There are a variety of methods for obtaining a Green Card, including through marriage or employment. A Green Card permits an individual the right to permanent residency in the United States. Although marriage to a U.S. citizen is a common means of obtaining a Green Card, there are various other methods such as a family member petitioning on your behalf, seeking asylum or residency as a refugee, an employer bringing you to this country for work, etc. An attorney can help determine whether you meet eligibility criteria and guide you through the arcane application procedures of immigration law.
How long does I-140 processing take?
In the United States, there are two USCIS service centers which process the I-140 immigration form. The time it takes to process will vary slightly depending on the service center. However, in general, the form takes an average of six months to process. Premium processing is a service offered by USCIS which guarantees processing of your I-140 within two weeks. This service requires an additional fee of over $1200. If USCIS is unable to process your form within 2 weeks, it will refund your money and continue with expedited processing. An immigration attorney will be able to provide you with much more specific information and can advise you on the best course of action with regards to filing your I-140.
What is the H1B to Green Card process?
During the Green Card application process, which can be lengthy, it is critical that you maintain lawful immigration status. Under certain circumstances, you can request an extension of your H-1B status in one-year increments while your Green Card application is being processed. H-1B extension processing time usually averages around 2-3 months although USCIS doesn’t offer any time guarantees. Working with an attorney to ensure timely and proper filing while remaining in legal immigration compliance is crucial to a successful adjustment of your status.
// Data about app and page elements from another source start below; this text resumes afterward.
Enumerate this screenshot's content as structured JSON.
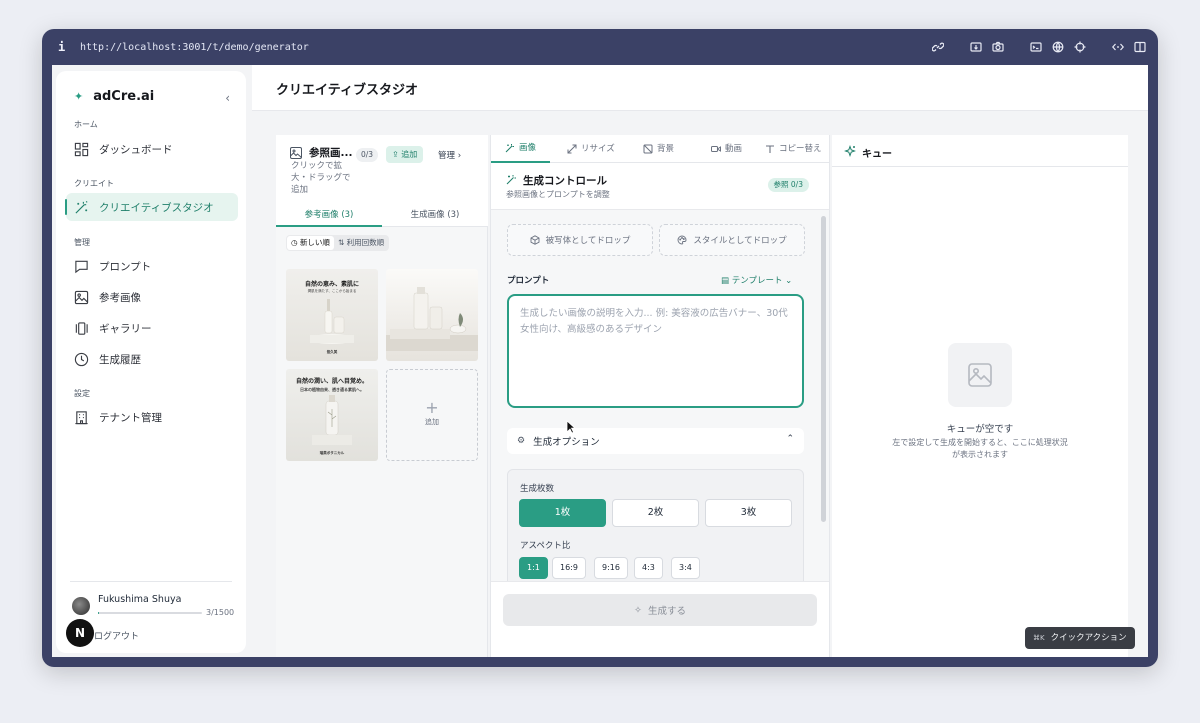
{
  "browser": {
    "info": "i",
    "url": "http://localhost:3001/t/demo/generator"
  },
  "sidebar": {
    "brand": "adCre.ai",
    "collapse": "‹",
    "sections": {
      "home": "ホーム",
      "create": "クリエイト",
      "manage": "管理",
      "settings": "設定"
    },
    "items": [
      {
        "label": "ダッシュボード",
        "icon": "dashboard-icon"
      },
      {
        "label": "クリエイティブスタジオ",
        "icon": "magic-wand-icon",
        "active": true
      },
      {
        "label": "プロンプト",
        "icon": "message-icon"
      },
      {
        "label": "参考画像",
        "icon": "image-icon"
      },
      {
        "label": "ギャラリー",
        "icon": "gallery-icon"
      },
      {
        "label": "生成履歴",
        "icon": "clock-icon"
      },
      {
        "label": "テナント管理",
        "icon": "building-icon"
      }
    ],
    "user": {
      "name": "Fukushima Shuya",
      "usage": "3/1500",
      "usage_fraction": 0.002
    },
    "logout": "ログアウト",
    "badge": "N"
  },
  "header": {
    "title": "クリエイティブスタジオ"
  },
  "references": {
    "title": "参照画...",
    "hint": "クリックで拡大・ドラッグで追加",
    "count": "0/3",
    "add": "追加",
    "manage": "管理 ›",
    "tabs": [
      "参考画像 (3)",
      "生成画像 (3)"
    ],
    "sort": [
      "新しい順",
      "利用回数順"
    ],
    "thumbs": [
      {
        "headline": "自然の恵み、素肌に",
        "sub": "潤肌を満たす、ここから始まる",
        "brand": "悠久美"
      },
      {
        "headline": "",
        "sub": "",
        "brand": ""
      },
      {
        "headline": "自然の潤い、肌へ目覚め。",
        "sub": "日本の植物由来、透き通る素肌へ。",
        "brand": "瑞美ボタニカル"
      }
    ],
    "add_tile": "追加"
  },
  "generator": {
    "tabs": [
      "画像",
      "リサイズ",
      "背景",
      "動画",
      "コピー替え"
    ],
    "title": "生成コントロール",
    "subtitle": "参照画像とプロンプトを調整",
    "ref_badge": "参照 0/3",
    "drop_subject": "被写体としてドロップ",
    "drop_style": "スタイルとしてドロップ",
    "prompt_label": "プロンプト",
    "template": "テンプレート ⌄",
    "prompt_value": "",
    "prompt_placeholder": "生成したい画像の説明を入力... 例: 美容液の広告バナー、30代女性向け、高級感のあるデザイン",
    "options_label": "生成オプション",
    "options_chevron": "⌃",
    "count_label": "生成枚数",
    "counts": [
      "1枚",
      "2枚",
      "3枚"
    ],
    "aspect_label": "アスペクト比",
    "aspects": [
      "1:1",
      "16:9",
      "9:16",
      "4:3",
      "3:4"
    ],
    "generate": "生成する"
  },
  "queue": {
    "title": "キュー",
    "empty_title": "キューが空です",
    "empty_sub": "左で設定して生成を開始すると、ここに処理状況が表示されます"
  },
  "quick_action": {
    "key": "⌘K",
    "label": "クイックアクション"
  },
  "colors": {
    "accent": "#2a9d84",
    "accent_light": "#dcf1ea",
    "frame": "#3b4166"
  }
}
Consider the following:
- Comfort Level
- - Are you comfortable telling the lawyer personal information? Does the lawyer seem interested in solving your problem?
- - How long has the lawyer been in practice? Has the lawyer worked on other cases similar to yours?
- - How are the lawyer's fees structured - hourly or flat fee? Can the lawyer estimate the cost of your case?
- - Is the lawyer's office conveniently located near you?
Here are a few to get you started:
- How long have you been in practice?
- How many cases like mine have you handled?
- How often do you settle cases out of court?
- What are your fees and costs?
- What are the next steps?
It is always a good idea to research your lawyer prior to hiring. Every state has a disciplinary organization that monitors attorneys, their licenses, and consumer complaints. By researching lawyer discipline you can:
- Ensure the attorney is currently licensed to practice in your state
- Gain an understanding of his or her historical disciplinary record, if any.
- Determine the seriousness of complaints/issues which could range from late bar fees to more serious issues requiring disciplinary action.